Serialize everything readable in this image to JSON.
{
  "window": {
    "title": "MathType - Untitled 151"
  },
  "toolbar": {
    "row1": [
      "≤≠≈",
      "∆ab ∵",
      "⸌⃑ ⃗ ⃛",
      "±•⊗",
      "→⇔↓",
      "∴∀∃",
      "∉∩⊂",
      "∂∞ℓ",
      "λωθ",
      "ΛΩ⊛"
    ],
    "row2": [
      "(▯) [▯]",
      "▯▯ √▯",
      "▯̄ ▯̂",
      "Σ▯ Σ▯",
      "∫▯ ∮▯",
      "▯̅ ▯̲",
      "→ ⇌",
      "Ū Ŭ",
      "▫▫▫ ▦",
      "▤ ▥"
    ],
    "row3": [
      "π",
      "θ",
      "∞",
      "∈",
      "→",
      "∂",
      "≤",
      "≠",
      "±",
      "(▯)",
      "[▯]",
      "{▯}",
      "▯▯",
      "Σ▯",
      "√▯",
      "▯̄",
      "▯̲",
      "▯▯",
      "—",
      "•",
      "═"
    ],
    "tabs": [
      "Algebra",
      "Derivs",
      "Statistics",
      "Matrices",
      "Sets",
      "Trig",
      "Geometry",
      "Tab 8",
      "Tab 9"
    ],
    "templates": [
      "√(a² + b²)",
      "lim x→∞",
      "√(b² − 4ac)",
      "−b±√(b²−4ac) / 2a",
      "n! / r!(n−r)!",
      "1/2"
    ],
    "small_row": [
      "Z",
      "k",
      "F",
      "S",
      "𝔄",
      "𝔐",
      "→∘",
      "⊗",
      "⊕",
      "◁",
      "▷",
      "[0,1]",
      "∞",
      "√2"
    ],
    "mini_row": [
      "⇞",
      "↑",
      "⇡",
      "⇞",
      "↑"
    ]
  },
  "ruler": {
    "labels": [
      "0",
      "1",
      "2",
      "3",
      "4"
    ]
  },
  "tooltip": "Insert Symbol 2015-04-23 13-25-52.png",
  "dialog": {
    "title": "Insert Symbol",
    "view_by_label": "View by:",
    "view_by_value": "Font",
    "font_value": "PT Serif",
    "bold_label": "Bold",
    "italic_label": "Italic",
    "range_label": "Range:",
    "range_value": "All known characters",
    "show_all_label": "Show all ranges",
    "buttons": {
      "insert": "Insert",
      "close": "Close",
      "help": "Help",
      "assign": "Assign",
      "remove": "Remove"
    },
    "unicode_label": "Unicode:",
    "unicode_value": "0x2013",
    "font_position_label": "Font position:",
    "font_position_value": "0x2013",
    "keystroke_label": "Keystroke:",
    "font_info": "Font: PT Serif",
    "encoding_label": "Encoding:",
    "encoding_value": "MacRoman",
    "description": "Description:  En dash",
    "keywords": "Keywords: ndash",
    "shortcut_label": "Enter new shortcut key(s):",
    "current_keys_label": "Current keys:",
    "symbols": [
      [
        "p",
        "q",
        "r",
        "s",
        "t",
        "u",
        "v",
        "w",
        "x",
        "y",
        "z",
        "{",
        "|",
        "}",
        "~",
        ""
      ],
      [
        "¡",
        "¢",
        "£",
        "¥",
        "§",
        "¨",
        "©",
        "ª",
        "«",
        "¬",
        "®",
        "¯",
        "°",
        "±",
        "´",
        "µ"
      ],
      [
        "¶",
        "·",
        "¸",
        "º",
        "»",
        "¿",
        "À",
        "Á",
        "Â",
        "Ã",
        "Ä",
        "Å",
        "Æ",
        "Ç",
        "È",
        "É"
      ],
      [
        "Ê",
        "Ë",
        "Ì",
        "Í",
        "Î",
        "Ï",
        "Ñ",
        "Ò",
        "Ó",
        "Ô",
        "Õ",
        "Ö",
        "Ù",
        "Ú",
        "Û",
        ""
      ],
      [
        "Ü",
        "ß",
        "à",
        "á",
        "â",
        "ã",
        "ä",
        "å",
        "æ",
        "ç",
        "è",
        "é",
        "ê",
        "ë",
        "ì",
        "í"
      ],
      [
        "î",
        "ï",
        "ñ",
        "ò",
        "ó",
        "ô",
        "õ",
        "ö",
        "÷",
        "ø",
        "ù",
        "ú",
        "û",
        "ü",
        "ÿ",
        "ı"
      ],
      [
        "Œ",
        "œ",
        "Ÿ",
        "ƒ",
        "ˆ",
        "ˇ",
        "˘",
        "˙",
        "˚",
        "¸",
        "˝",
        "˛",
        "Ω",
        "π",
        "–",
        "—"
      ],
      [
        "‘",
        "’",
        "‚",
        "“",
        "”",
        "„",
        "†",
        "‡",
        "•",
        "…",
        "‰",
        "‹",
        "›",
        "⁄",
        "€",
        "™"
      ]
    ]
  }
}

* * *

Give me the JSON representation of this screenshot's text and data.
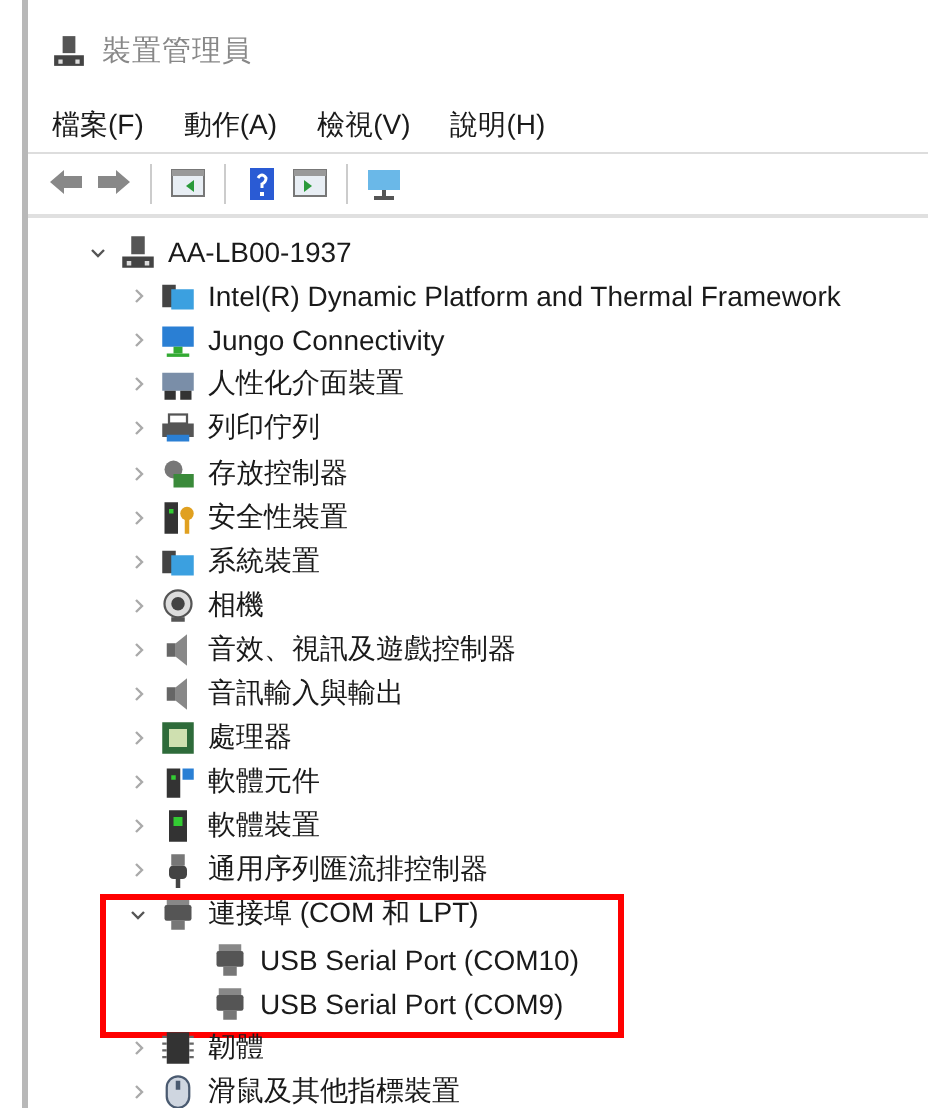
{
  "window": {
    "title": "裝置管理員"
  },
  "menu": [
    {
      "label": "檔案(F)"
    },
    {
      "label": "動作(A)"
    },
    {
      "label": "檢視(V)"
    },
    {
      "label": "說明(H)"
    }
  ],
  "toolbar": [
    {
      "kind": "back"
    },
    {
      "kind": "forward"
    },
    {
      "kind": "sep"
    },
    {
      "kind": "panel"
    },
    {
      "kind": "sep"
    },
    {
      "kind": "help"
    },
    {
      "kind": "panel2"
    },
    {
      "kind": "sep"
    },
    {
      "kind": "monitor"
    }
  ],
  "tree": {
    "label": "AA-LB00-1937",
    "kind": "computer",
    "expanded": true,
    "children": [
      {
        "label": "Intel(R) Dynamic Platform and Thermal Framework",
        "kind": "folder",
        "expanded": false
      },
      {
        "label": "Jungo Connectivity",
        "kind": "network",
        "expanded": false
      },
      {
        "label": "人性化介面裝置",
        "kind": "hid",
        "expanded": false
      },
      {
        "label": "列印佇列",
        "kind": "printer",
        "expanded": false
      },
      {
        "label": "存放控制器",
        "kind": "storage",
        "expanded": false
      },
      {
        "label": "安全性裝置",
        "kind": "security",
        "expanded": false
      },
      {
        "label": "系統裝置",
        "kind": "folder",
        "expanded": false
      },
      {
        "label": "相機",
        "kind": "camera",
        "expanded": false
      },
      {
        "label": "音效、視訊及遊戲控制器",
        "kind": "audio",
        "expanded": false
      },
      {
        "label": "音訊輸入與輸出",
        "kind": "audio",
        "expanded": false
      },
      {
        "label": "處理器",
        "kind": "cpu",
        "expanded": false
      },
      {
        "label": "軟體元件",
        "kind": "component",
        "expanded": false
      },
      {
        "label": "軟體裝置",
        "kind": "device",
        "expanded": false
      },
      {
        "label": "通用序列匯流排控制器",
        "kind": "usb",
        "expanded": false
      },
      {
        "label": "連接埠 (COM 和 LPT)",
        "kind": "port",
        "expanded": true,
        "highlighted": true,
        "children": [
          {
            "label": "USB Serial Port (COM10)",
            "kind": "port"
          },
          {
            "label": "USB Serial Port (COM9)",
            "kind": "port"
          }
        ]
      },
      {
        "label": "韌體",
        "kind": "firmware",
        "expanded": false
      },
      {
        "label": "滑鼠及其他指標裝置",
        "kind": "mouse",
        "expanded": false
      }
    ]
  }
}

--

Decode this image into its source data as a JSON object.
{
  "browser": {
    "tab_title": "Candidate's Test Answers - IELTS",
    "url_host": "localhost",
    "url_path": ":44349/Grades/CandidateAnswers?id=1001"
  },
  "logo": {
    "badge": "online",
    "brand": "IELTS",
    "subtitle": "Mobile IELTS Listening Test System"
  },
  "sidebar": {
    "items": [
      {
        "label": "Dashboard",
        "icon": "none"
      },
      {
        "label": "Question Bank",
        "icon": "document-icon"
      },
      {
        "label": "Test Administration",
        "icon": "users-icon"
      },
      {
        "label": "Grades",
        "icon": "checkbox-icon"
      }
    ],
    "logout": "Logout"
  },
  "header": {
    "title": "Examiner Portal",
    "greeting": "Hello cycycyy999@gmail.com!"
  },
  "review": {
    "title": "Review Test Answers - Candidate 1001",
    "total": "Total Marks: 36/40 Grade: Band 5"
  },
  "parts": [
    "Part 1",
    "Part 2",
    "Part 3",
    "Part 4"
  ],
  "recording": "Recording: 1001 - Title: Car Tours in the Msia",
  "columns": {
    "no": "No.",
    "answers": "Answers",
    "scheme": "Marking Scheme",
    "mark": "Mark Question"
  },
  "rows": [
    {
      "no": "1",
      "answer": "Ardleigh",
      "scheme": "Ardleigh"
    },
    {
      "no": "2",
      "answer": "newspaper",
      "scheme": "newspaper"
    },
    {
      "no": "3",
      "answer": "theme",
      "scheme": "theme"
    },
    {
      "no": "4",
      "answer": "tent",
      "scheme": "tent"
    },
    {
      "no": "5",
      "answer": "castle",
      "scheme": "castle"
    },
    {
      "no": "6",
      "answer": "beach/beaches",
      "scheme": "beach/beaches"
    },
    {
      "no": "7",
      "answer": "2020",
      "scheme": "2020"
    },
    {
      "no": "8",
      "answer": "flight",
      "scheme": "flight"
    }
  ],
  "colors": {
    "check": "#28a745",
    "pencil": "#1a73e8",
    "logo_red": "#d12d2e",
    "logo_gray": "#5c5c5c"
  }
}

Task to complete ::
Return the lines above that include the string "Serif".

Result of this exercise ::
    "font_value": "PT Serif",
    "font_info": "Font: PT Serif",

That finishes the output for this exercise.